Your spine is a stack of vertebral bones and discs that runs from your neck down to your pelvis. The bones give your spine strength and structure, while the discs provide shock-absorbing cushioning with every movement.
Vertebral discs are naturally durable, but injury and degeneration could put you at risk of suffering a herniated disc. Herniated discs are some of the most common back injuries among adults in the United States, and they can be painful.
Dr. Peter Le, DC and our team at Spinal Stenosis and Disc Center, Inc. specialize in spine health. If you think you might have a herniated disc, it’s time to learn more about what causes them and what you can do about it.
How discs herniate
Understanding what causes herniated discs starts with understanding the anatomy of your spine. The human spine has three main sections from the neck to the lower back:
- Cervical spine (7 vertebrae)
- Thoracic spine (12 vertebrae)
- Lumbar spine (5 vertebrae)
Each vertebral bone is cushioned with a flat disc. You have 23 vertebral discs in your spine, and they play an important role in your musculoskeletal system.
Vertebral discs hold your vertebrae together, absorb shock, and cushion your bones. Each disc is covered with a durable, slick material called the annulus fibrosus. The covering protects a soft, gel-like material called the nucleus pulposus.
Healthy discs are firm but flexible, and the nucleus stays inside the disc. A disc herniates when the annulus fibrosus cracks and the nucleus starts leaking out.
The nucleus material or fragments of the annulus fibrosus may press against the nerves in your spinal cord, causing pain, tingling, and numbness. Herniated discs are also called slipped discs and ruptured discs, but all these terms describe the same condition.
Your risk of getting a herniated disc
Anyone can get a herniated disc. It’s one of the most common causes of low back pain in the United States, but certain factors may make you more susceptible to it.
You’re more likely to get a herniated disc if you:
- Are over age 30
- Are overweight or obese
- Have a physically demanding job
- Smoke or use tobacco products
- Have a family history of disc degeneration
An acute injury, like bending suddenly or lifting a heavy object, could cause a disc to herniate. But most of the time, discs herniate due to wear-and-tear, overuse, or simply getting older.
Treatment for herniated discs
Herniated discs can cause bothersome symptoms that keep you from living an active lifestyle. If you have a herniated cervical disc, you might have shoulder, arm, or neck pain. If you have a herniated lumbar disc, pain might be in your lower back, buttocks, or leg.
The good news is that you have lots of treatment options to relieve herniated disc pain. Dr. Le specializes in manual spinal manipulation, massage, and physiotherapy to encourage healing and minimize pain.

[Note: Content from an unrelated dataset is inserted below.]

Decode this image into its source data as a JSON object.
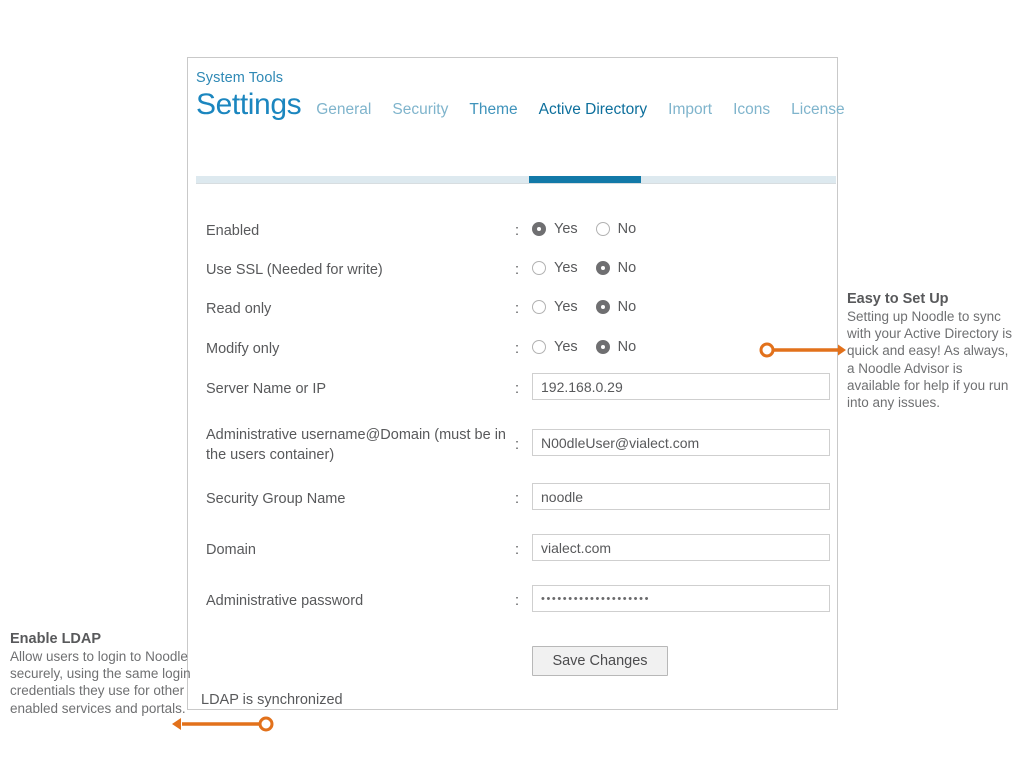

Other nonsurgical treatment options for herniated discs include steroid injections, ultrasound therapy, and spinal decompression with DRX 9000®. Many of our patients benefit from a combination of treatments, and we’re here to recommend the best therapies for you.
If you have lingering back pain, numbness, or tingling, it might be a herniated disc. Call our Santa Monica, California, office or request your first appointment online.